Exercise brief:
Find the word "JSON" in the records below. List each line containing it.

Provided data:
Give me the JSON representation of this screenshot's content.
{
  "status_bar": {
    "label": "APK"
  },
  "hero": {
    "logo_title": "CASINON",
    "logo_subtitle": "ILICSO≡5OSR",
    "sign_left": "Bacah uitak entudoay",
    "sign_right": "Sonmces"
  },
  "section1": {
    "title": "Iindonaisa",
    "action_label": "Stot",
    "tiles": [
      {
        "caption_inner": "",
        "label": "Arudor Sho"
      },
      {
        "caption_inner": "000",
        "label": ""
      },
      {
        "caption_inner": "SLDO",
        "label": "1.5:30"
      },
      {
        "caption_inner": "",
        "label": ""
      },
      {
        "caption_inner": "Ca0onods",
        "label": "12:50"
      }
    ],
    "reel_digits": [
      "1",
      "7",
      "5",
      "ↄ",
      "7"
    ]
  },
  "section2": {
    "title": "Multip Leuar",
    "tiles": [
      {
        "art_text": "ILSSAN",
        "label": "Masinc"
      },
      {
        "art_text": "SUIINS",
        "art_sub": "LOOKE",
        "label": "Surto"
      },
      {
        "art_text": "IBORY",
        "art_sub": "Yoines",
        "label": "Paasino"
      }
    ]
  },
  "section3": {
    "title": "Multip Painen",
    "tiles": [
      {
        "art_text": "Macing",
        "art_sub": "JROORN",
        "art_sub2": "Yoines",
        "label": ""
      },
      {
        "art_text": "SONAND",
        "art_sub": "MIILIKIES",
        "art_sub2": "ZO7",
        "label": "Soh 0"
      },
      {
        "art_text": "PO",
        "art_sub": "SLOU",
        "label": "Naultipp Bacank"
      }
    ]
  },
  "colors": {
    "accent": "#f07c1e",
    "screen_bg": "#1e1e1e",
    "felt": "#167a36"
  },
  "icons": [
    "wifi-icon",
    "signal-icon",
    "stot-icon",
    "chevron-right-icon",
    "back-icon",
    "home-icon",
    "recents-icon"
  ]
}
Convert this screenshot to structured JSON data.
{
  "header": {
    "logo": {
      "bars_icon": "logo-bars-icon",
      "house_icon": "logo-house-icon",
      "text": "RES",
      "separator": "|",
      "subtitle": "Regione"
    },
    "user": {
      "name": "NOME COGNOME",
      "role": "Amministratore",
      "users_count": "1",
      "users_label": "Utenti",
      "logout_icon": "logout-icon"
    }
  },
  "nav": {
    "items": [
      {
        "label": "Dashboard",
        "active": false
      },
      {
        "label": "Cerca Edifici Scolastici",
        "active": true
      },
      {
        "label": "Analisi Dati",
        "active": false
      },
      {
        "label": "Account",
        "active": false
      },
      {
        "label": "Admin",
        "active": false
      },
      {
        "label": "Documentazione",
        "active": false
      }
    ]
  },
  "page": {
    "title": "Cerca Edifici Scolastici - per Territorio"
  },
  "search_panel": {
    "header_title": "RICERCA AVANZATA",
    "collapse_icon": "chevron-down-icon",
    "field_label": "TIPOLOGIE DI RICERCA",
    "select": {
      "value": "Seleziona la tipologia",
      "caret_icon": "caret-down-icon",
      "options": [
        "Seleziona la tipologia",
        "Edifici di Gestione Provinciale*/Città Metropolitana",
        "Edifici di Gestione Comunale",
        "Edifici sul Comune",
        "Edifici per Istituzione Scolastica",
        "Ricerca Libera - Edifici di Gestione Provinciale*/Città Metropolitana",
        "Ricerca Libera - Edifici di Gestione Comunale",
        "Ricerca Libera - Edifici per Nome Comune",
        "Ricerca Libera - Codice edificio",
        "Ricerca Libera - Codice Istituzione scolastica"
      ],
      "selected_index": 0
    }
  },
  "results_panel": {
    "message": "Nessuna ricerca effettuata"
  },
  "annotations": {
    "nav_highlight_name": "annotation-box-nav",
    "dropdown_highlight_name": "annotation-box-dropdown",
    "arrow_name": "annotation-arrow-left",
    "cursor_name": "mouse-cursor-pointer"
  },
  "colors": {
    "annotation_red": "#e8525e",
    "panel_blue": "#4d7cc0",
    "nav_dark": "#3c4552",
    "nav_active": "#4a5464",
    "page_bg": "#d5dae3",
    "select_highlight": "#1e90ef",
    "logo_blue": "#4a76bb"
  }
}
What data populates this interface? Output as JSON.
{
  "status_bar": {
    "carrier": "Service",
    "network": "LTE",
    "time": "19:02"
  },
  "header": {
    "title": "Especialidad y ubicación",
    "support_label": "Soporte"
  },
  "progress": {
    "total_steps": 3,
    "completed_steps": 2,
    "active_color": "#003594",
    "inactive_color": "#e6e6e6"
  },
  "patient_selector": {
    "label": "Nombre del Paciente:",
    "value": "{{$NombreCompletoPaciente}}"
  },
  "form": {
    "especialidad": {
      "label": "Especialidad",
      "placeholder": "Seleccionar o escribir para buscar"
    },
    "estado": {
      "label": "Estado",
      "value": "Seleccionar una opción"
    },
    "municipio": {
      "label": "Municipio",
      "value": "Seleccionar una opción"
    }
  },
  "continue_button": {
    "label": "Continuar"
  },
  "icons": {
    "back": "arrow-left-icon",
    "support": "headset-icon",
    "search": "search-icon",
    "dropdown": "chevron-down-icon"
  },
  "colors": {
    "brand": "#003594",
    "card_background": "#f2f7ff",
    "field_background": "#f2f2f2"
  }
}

Solved exercise:
Give me the JSON representation of this screenshot's content.
Convert this screenshot to structured JSON data.
What data populates this interface? Output as JSON.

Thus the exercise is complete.